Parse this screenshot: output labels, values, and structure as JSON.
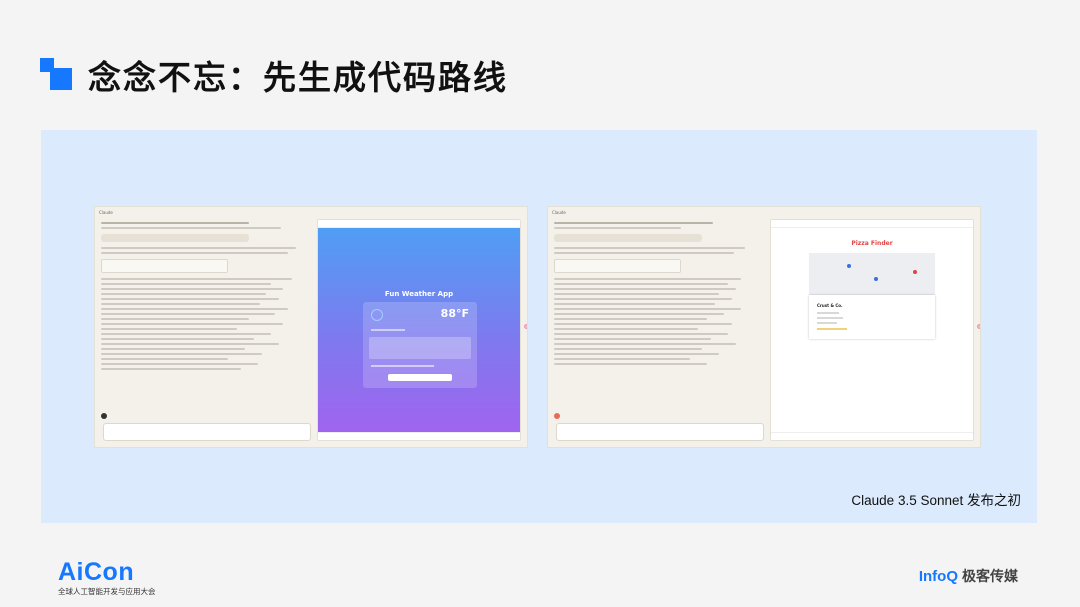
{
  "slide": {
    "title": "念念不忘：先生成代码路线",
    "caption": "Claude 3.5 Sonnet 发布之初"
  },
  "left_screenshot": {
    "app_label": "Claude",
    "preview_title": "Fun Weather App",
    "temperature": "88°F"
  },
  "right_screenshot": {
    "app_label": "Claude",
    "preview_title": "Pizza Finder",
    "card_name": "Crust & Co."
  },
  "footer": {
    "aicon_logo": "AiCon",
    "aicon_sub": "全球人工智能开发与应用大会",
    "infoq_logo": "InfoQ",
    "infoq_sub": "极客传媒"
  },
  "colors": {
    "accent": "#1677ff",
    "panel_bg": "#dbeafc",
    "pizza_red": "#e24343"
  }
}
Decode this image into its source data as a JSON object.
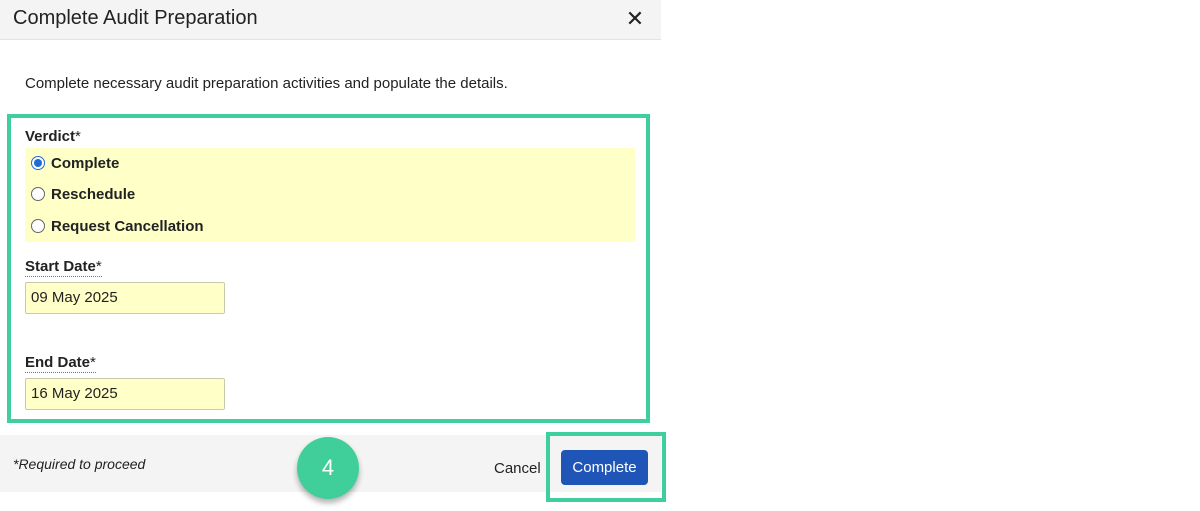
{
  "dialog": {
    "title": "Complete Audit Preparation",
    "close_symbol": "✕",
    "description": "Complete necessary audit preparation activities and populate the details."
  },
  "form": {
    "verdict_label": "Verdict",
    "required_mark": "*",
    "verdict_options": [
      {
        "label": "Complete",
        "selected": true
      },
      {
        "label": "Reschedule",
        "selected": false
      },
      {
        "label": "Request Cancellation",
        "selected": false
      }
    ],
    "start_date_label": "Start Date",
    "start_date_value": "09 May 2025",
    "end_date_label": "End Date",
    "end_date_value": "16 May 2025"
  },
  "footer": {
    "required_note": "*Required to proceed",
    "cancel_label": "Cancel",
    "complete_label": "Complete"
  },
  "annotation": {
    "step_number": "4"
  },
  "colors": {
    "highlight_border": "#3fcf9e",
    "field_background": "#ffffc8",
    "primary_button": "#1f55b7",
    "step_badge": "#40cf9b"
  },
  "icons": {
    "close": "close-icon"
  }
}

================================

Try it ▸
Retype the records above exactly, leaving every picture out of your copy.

Exercise output ▸
Parse this screenshot: output labels, values, and structure as JSON.
{
  "slide": {
    "title": "念念不忘：先生成代码路线",
    "caption": "Claude 3.5 Sonnet 发布之初"
  },
  "left_screenshot": {
    "app_label": "Claude",
    "preview_title": "Fun Weather App",
    "temperature": "88°F"
  },
  "right_screenshot": {
    "app_label": "Claude",
    "preview_title": "Pizza Finder",
    "card_name": "Crust & Co."
  },
  "footer": {
    "aicon_logo": "AiCon",
    "aicon_sub": "全球人工智能开发与应用大会",
    "infoq_logo": "InfoQ",
    "infoq_sub": "极客传媒"
  },
  "colors": {
    "accent": "#1677ff",
    "panel_bg": "#dbeafc",
    "pizza_red": "#e24343"
  }
}
Decode this image into its source data as a JSON object.
{
  "dialog": {
    "title": "Complete Audit Preparation",
    "close_symbol": "✕",
    "description": "Complete necessary audit preparation activities and populate the details."
  },
  "form": {
    "verdict_label": "Verdict",
    "required_mark": "*",
    "verdict_options": [
      {
        "label": "Complete",
        "selected": true
      },
      {
        "label": "Reschedule",
        "selected": false
      },
      {
        "label": "Request Cancellation",
        "selected": false
      }
    ],
    "start_date_label": "Start Date",
    "start_date_value": "09 May 2025",
    "end_date_label": "End Date",
    "end_date_value": "16 May 2025"
  },
  "footer": {
    "required_note": "*Required to proceed",
    "cancel_label": "Cancel",
    "complete_label": "Complete"
  },
  "annotation": {
    "step_number": "4"
  },
  "colors": {
    "highlight_border": "#3fcf9e",
    "field_background": "#ffffc8",
    "primary_button": "#1f55b7",
    "step_badge": "#40cf9b"
  },
  "icons": {
    "close": "close-icon"
  }
}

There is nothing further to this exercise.